The Commerce Department reported Thursday that sales at retailers nudged up last month by 0.1 percent from April's total. By comparison, sales fell 0.3 percent from March to April.

"It appears the consumers have begun to bounce back from Iraq-induced doldrums," said Rosalind Wells, chief economist at the National Retail Federation.

Shoppers actually showed a stronger inclination to spend in May than suggested by the 0.1 percent rise.

A 4.3 percent drop in sales at gasoline stations reflected lower pump prices and restrained the overall growth in retail sales. Excluding gas station sales, retail sales climbed a solid 0.4 percent in May, the government said.

Consumers, the main force in keeping the economy going, spent more freely in May, driving up sales of furniture, electronics and appliances, and clothing. People also went out more to eat and drink.

Despite the gains, consumers still are watching their spending and are not leading a much hoped for postwar economic boom.

"Consumers may not be setting records for volume, but they've been buying the economy time to catch its breath," said Bill Cheney, chief economist at John Hancock.

On Wall Street, stocks moved higher. The Dow Jones industrial average gained 13.33 points to close at 9,196.55.

Important factors in consumer spending these days are low mortgage rates, solid home values and a refinancing boom that has left people with extra cash. Rates on benchmark 30-year mortgages fell to a record low of 5.21 percent this week, the mortgage company Freddie Mac reported Thursday.

Those forces are helping to offset the fallout from a sluggish job market. The unemployment rate was at a nine-year high of 6.1 percent in May.

A second government report Thursday said new applications for unemployment benefits last week dropped by a seasonally adjusted 17,000 to 430,000. The Labor Department said that even with the decline, claims have remained above 400,000 — a level associated with a lackluster job market — for 17 straight weeks.

The number of workers who continue to draw jobless benefits rose by 120,000 to a 20-year high of 3.8 million for the work week ending May 31, the most recent period for which that information is available.

The Federal Reserve has kept an important short-term interest rate at a 41-year low of 1.25 percent with the hope of motivating consumers and businesses to spend and invest more.
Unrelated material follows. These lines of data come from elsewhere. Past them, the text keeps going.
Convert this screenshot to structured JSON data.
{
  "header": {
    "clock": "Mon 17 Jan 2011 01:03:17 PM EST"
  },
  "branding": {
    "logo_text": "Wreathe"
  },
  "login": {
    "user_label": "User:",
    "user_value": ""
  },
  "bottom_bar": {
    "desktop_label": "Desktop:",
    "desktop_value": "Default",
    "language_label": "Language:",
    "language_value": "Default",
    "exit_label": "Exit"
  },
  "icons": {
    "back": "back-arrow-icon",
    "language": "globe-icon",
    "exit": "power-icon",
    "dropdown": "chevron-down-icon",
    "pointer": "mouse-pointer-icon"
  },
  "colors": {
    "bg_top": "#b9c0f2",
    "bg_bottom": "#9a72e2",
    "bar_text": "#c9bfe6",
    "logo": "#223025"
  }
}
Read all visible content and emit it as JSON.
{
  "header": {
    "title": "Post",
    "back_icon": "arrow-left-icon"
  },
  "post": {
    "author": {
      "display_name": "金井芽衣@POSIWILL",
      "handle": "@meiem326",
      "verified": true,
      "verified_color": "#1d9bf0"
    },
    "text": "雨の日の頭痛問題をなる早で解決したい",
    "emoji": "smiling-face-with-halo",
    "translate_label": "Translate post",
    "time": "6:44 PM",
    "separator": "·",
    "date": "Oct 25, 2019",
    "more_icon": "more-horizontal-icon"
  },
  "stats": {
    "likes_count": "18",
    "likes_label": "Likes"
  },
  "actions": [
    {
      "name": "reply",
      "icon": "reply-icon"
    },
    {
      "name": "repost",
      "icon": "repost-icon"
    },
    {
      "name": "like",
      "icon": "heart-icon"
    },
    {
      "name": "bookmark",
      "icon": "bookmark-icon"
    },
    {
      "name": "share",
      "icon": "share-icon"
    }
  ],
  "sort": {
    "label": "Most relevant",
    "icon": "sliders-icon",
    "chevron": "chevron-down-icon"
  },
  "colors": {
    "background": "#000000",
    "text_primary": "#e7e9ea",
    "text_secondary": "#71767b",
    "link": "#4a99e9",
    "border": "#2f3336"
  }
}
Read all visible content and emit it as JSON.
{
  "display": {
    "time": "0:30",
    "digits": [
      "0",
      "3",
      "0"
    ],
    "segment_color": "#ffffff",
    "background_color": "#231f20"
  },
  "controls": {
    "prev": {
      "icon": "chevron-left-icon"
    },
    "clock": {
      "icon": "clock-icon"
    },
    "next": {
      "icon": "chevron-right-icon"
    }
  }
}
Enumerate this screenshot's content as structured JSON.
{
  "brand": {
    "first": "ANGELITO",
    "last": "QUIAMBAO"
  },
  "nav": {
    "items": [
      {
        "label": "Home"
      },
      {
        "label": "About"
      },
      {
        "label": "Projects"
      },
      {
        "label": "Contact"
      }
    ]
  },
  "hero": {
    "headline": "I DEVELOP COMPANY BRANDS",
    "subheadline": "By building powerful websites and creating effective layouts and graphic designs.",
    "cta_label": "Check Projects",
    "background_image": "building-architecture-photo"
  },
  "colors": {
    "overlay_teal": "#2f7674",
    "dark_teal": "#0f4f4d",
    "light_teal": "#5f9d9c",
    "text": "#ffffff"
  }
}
Economists expect the Fed to reduce that rate by at least one-quarter of a percentage point at its meeting June 24-25.

A rate cut and the fresh round of tax cuts signed into law by President Bush last month should energize the economy, analysts said.

Also Thursday, the Commerce Department reported that businesses' inventories of unsold goods nudged up 0.1 percent in April as sales slid 1.5 percent.

While consumers have been doing their part to carry the economy, businesses have not. Businesses have been wary of making big investments in capital spending and in hiring.

In the retail report, sales of automobiles dipped 0.2 percent in May, despite free-financing offers and other generous incentives. That came after a 1.7 percent increase in April.

When both sales of autos and gasoline are removed from the picture, retail sales rose a brisk 0.6 percent in May.

Sales at furniture stores jumped 1.1 percent in May, compared with a 0.5 percent increase the month before. At electronics and appliance stores, sales increased 2.9 percent, up from April's 0.8 percent gain.

Clothing store sales rose 1 percent, compared with a 1.8 percent decline in April. At department stores, sales rose 0.7 percent in May, compared with a 1.2 percent drop the month before.

Sales at bars and restaurants increased 1.4 percent in May, an improvement from April's 0.4 percent drop.